[[ EXERCISE DATA, beginning ]]

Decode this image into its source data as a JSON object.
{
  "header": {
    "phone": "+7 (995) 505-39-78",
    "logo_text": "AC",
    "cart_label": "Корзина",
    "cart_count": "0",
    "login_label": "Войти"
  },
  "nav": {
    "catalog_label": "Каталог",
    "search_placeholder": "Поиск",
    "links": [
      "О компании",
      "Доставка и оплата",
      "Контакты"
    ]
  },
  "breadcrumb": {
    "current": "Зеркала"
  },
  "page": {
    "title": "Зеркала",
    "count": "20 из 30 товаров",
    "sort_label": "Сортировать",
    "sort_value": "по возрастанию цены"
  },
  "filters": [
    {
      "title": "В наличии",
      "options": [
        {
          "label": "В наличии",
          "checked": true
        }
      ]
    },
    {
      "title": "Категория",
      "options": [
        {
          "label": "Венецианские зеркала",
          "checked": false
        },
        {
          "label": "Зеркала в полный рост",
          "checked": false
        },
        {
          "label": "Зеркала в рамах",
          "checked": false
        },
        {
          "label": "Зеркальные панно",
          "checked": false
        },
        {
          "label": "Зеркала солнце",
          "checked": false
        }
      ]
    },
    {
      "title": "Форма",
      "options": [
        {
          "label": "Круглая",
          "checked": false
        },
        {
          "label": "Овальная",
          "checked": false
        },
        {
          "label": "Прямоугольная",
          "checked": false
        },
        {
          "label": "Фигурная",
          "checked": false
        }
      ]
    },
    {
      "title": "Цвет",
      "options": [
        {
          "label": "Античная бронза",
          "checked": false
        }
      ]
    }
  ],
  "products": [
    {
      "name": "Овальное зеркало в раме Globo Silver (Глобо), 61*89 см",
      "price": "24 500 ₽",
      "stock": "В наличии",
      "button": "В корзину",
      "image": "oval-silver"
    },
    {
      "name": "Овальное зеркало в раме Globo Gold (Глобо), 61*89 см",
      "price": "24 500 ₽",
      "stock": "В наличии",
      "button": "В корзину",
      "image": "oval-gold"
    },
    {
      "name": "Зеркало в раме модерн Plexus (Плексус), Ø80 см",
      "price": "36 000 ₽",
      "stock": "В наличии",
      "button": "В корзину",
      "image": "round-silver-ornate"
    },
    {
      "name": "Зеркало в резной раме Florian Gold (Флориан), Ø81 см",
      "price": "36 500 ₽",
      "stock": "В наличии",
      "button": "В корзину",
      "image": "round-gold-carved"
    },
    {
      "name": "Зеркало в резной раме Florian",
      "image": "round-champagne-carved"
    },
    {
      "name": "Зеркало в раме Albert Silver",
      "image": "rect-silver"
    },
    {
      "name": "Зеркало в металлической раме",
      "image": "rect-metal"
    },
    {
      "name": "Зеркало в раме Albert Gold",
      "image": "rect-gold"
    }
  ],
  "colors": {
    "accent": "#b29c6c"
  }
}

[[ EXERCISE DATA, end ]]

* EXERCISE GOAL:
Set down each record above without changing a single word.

* EXPECTED ANSWER:
Decode this image into its source data as a JSON object.
{
  "header": {
    "phone": "+7 (995) 505-39-78",
    "logo_text": "AC",
    "cart_label": "Корзина",
    "cart_count": "0",
    "login_label": "Войти"
  },
  "nav": {
    "catalog_label": "Каталог",
    "search_placeholder": "Поиск",
    "links": [
      "О компании",
      "Доставка и оплата",
      "Контакты"
    ]
  },
  "breadcrumb": {
    "current": "Зеркала"
  },
  "page": {
    "title": "Зеркала",
    "count": "20 из 30 товаров",
    "sort_label": "Сортировать",
    "sort_value": "по возрастанию цены"
  },
  "filters": [
    {
      "title": "В наличии",
      "options": [
        {
          "label": "В наличии",
          "checked": true
        }
      ]
    },
    {
      "title": "Категория",
      "options": [
        {
          "label": "Венецианские зеркала",
          "checked": false
        },
        {
          "label": "Зеркала в полный рост",
          "checked": false
        },
        {
          "label": "Зеркала в рамах",
          "checked": false
        },
        {
          "label": "Зеркальные панно",
          "checked": false
        },
        {
          "label": "Зеркала солнце",
          "checked": false
        }
      ]
    },
    {
      "title": "Форма",
      "options": [
        {
          "label": "Круглая",
          "checked": false
        },
        {
          "label": "Овальная",
          "checked": false
        },
        {
          "label": "Прямоугольная",
          "checked": false
        },
        {
          "label": "Фигурная",
          "checked": false
        }
      ]
    },
    {
      "title": "Цвет",
      "options": [
        {
          "label": "Античная бронза",
          "checked": false
        }
      ]
    }
  ],
  "products": [
    {
      "name": "Овальное зеркало в раме Globo Silver (Глобо), 61*89 см",
      "price": "24 500 ₽",
      "stock": "В наличии",
      "button": "В корзину",
      "image": "oval-silver"
    },
    {
      "name": "Овальное зеркало в раме Globo Gold (Глобо), 61*89 см",
      "price": "24 500 ₽",
      "stock": "В наличии",
      "button": "В корзину",
      "image": "oval-gold"
    },
    {
      "name": "Зеркало в раме модерн Plexus (Плексус), Ø80 см",
      "price": "36 000 ₽",
      "stock": "В наличии",
      "button": "В корзину",
      "image": "round-silver-ornate"
    },
    {
      "name": "Зеркало в резной раме Florian Gold (Флориан), Ø81 см",
      "price": "36 500 ₽",
      "stock": "В наличии",
      "button": "В корзину",
      "image": "round-gold-carved"
    },
    {
      "name": "Зеркало в резной раме Florian",
      "image": "round-champagne-carved"
    },
    {
      "name": "Зеркало в раме Albert Silver",
      "image": "rect-silver"
    },
    {
      "name": "Зеркало в металлической раме",
      "image": "rect-metal"
    },
    {
      "name": "Зеркало в раме Albert Gold",
      "image": "rect-gold"
    }
  ],
  "colors": {
    "accent": "#b29c6c"
  }
}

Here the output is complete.